  • We’ve started telling people about this pregnancy — I told my coworkers after our NT scan, because I’m really starting to show and I don’t want to make them pretend they don’t see it.  It’s been strange, and sometimes sad to have these conversations.  Some people have been great, really hopeful for us while also sensitive to our loss.  Some people have made clueless remarks, as expected.  I had one conversation with my department administrator that got awkward and more detailed than I’d intended.  I mentioned that this pregnancy was considered high risk, and she was really confused about why.  She said, “Why, just because you lost one?” (Ouch.)  I told her it was more about when and why our daughter died, and she asked what I meant.  So I wound up telling her about the placental abruption, and she was still kind of confused.  She said, “Is it your hormone levels? My niece had to go on hormones until she felt the baby move.”  I told her that that wasn’t it — for one thing, I’d already felt the baby move when our daughter died.  So she asked, “Wait, when did you lose the first one?” and I told her 4.5 months.  She said “Oh, I thought you lost it closer to this point, like three months!” and I said no… this was all sort of weird, because I’d told everyone in the email I sent about our first loss that it was at 18 weeks, but I think people just don’t do the math and realize that 18 weeks is actually almost halfway through a pregnancy and well into the fifth month.  It’s a little odd that she’s only realizing now a little bit of what we’ve been through.  It always bothers me when I wind up in a situation where I have to explain to someone that what happened to us was not a typical first-trimester miscarriage — I never want to minimize the emotional impact of first-trimester miscarriage, which is often deep and profound, but at the same time I want people to understand that losing a baby in the second trimester often has long-term implications for future pregnancies that a single first-trimester loss does not.  It’s a fine line to walk.

Anyway, the headline news is that things are going really well so far, we’ve had nothing but good news from our first trimester screening, and I’m excited about entering the second trimester (whether you want to call it 12 or 13 or 14 weeks, we’re at least right on the cusp).  As we’ve started to talk to more people about this pregnancy we’ve had to start dealing with a wider range of reactions, but so far that hasn’t been too traumatic — unlike after the loss of our daughter, I’m generally in a good place emotionally, and excited about the pregnancy, and that makes it easier to deal with insensitive remarks.

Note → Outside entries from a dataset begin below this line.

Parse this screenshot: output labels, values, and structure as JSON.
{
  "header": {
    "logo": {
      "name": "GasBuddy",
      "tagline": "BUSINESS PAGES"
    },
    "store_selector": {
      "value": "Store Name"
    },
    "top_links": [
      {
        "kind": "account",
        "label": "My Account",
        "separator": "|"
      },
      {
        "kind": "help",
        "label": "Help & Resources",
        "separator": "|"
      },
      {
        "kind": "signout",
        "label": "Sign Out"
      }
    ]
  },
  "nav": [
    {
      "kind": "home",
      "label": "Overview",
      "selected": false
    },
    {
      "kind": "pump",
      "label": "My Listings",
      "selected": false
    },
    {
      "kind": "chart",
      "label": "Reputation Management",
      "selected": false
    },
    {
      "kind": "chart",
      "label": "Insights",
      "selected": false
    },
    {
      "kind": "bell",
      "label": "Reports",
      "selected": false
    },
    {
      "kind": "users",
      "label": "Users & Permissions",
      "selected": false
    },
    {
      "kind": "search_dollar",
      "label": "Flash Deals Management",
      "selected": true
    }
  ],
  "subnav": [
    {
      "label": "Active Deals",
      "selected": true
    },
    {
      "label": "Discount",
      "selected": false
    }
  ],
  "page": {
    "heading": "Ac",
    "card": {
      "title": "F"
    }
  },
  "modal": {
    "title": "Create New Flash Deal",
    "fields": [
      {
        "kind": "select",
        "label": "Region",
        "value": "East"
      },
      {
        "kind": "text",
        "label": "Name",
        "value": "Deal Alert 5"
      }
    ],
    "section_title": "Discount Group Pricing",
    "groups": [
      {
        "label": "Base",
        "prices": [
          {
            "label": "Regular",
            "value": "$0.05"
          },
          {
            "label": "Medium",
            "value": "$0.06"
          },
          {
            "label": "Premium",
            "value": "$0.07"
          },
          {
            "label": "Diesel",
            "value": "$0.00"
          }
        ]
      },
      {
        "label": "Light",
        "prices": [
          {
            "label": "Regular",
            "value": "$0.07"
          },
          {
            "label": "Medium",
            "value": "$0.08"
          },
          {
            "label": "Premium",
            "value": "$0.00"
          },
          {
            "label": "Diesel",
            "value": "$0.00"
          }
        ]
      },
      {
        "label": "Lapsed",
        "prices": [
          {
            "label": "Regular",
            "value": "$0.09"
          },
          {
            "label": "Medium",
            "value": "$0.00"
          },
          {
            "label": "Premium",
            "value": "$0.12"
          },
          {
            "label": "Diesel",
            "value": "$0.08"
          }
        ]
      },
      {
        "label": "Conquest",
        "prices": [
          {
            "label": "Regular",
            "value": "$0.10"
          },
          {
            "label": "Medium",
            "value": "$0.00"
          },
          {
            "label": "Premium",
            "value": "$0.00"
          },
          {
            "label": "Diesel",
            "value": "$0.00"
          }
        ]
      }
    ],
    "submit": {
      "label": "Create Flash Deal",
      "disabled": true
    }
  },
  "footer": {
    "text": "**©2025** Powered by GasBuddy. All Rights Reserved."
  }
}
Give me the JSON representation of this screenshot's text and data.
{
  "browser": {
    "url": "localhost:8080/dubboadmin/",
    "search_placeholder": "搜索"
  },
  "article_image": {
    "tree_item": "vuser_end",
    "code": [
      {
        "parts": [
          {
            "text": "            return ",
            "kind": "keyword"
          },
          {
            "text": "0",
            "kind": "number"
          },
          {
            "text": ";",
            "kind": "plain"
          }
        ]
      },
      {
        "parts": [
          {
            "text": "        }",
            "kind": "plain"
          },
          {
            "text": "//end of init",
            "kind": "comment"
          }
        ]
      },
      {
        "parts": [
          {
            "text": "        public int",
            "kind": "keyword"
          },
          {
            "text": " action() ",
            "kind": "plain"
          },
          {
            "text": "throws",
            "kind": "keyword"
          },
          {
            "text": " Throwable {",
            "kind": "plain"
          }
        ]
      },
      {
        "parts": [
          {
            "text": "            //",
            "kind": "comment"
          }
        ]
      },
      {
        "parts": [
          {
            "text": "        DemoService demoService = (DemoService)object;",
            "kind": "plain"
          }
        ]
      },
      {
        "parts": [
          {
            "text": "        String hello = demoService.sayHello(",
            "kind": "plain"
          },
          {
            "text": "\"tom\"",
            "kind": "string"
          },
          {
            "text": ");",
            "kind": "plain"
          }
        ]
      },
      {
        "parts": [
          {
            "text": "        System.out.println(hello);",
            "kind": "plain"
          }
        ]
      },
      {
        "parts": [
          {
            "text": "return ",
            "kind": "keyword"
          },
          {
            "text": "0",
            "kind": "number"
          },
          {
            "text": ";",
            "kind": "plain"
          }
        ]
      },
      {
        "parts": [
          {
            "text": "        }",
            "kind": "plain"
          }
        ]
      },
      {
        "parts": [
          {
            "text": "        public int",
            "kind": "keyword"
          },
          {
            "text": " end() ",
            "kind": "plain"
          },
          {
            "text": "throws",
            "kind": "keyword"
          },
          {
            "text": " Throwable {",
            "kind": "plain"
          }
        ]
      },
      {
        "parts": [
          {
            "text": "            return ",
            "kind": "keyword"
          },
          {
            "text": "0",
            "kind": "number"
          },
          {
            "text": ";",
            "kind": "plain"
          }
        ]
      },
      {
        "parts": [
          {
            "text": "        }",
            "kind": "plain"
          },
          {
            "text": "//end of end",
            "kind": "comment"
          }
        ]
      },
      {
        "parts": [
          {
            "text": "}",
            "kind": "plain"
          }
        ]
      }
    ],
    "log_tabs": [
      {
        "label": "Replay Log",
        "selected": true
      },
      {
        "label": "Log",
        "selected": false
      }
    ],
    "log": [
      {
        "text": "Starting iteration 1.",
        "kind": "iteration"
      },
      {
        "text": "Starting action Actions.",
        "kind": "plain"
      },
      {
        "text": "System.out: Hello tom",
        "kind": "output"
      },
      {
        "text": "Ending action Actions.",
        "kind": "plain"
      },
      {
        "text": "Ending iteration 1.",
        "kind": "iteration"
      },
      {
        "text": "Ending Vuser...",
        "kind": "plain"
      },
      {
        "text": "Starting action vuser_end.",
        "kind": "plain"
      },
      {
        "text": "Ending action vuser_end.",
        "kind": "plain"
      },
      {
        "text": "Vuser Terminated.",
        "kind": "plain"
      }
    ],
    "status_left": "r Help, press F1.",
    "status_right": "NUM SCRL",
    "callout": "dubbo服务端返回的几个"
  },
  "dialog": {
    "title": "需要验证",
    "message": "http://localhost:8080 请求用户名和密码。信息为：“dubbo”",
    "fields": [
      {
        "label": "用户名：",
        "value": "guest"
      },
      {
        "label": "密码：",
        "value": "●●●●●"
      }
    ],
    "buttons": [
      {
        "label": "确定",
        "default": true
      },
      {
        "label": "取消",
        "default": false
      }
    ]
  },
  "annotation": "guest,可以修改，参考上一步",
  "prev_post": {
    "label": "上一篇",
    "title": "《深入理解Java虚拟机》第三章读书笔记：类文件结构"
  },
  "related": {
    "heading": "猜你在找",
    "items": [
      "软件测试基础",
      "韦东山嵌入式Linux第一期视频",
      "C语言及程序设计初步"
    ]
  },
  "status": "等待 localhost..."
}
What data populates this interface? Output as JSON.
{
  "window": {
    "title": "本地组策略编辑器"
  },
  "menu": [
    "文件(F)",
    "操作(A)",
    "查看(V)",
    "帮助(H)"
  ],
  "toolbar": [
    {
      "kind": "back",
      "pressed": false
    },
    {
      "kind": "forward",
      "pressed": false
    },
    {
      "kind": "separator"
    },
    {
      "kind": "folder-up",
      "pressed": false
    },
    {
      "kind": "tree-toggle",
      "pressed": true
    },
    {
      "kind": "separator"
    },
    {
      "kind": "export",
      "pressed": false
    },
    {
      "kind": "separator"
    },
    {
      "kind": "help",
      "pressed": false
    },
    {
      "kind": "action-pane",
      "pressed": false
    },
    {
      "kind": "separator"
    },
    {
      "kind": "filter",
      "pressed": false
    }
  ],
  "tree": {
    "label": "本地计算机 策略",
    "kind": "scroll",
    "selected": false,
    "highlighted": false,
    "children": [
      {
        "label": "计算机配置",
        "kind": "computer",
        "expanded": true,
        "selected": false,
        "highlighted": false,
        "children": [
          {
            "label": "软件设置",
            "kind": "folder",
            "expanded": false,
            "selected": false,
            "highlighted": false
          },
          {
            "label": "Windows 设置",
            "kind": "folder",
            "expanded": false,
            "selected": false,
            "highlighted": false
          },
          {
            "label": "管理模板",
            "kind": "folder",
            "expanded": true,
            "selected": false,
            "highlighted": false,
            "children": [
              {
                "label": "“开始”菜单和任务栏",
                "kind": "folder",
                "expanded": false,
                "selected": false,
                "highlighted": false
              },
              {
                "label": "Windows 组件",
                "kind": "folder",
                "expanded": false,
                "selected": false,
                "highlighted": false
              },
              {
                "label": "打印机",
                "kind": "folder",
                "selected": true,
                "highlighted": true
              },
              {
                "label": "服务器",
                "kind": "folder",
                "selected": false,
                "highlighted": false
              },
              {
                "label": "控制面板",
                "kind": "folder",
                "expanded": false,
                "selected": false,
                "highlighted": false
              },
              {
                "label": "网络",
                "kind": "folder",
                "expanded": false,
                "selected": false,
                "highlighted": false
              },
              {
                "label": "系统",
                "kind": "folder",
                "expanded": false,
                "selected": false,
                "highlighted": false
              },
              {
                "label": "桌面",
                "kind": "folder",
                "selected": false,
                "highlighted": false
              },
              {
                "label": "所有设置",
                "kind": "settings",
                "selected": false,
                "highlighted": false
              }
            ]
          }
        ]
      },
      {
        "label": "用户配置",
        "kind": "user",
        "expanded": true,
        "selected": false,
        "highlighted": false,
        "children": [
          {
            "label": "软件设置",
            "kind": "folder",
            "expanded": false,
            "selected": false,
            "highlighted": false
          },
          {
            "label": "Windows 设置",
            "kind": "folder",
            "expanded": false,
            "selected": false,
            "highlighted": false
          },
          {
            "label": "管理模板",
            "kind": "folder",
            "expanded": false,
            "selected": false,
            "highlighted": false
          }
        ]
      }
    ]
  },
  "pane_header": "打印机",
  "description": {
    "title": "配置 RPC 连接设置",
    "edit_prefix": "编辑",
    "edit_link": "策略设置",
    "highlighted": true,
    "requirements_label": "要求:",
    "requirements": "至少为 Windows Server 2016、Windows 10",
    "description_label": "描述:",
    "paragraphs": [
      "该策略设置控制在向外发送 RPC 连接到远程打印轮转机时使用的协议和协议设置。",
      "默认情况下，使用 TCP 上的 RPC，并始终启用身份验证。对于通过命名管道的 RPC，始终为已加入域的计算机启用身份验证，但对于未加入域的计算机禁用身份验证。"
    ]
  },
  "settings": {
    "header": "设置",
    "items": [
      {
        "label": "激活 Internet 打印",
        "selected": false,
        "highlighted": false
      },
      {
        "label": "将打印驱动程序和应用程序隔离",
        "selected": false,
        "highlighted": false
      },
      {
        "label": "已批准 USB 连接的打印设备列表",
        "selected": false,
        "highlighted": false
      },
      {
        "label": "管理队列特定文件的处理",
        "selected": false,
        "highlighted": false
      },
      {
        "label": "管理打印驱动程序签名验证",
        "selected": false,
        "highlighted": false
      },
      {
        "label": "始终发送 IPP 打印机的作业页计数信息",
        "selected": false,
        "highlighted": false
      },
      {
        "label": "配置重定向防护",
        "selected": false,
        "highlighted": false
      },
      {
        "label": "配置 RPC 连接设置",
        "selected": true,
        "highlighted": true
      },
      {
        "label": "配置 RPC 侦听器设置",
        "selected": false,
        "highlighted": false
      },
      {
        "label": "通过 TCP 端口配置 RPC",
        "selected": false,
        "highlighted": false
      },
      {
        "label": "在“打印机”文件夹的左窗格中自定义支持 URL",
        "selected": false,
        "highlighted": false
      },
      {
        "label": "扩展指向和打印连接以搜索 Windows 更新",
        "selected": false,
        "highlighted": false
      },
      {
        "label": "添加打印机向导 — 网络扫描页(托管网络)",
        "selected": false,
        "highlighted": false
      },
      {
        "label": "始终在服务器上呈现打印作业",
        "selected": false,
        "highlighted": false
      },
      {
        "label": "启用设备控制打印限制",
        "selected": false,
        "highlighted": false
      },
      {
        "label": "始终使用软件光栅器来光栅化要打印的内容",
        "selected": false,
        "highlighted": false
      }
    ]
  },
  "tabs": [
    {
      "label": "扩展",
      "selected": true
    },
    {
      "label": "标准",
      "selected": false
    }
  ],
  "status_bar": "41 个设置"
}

Now I’m at a conference for a week, then my husband and I are going on vacation for a week, and then it’s back to prepare for the impending semester.  We’ve got a quick check-in planned with the local OB when I get back from vacation, and then the next big milestone is our early anatomy scan at 17 weeks (the MFM said she usually does an early anatomy scan for couples with a history like ours, and I admit that a good anatomy scan a week before the point of our first loss would be a huge reassurance).  That’s all the news that’s fit to print!  Here’s hoping that all y’all are enjoying the last dregs of summer too. 🙂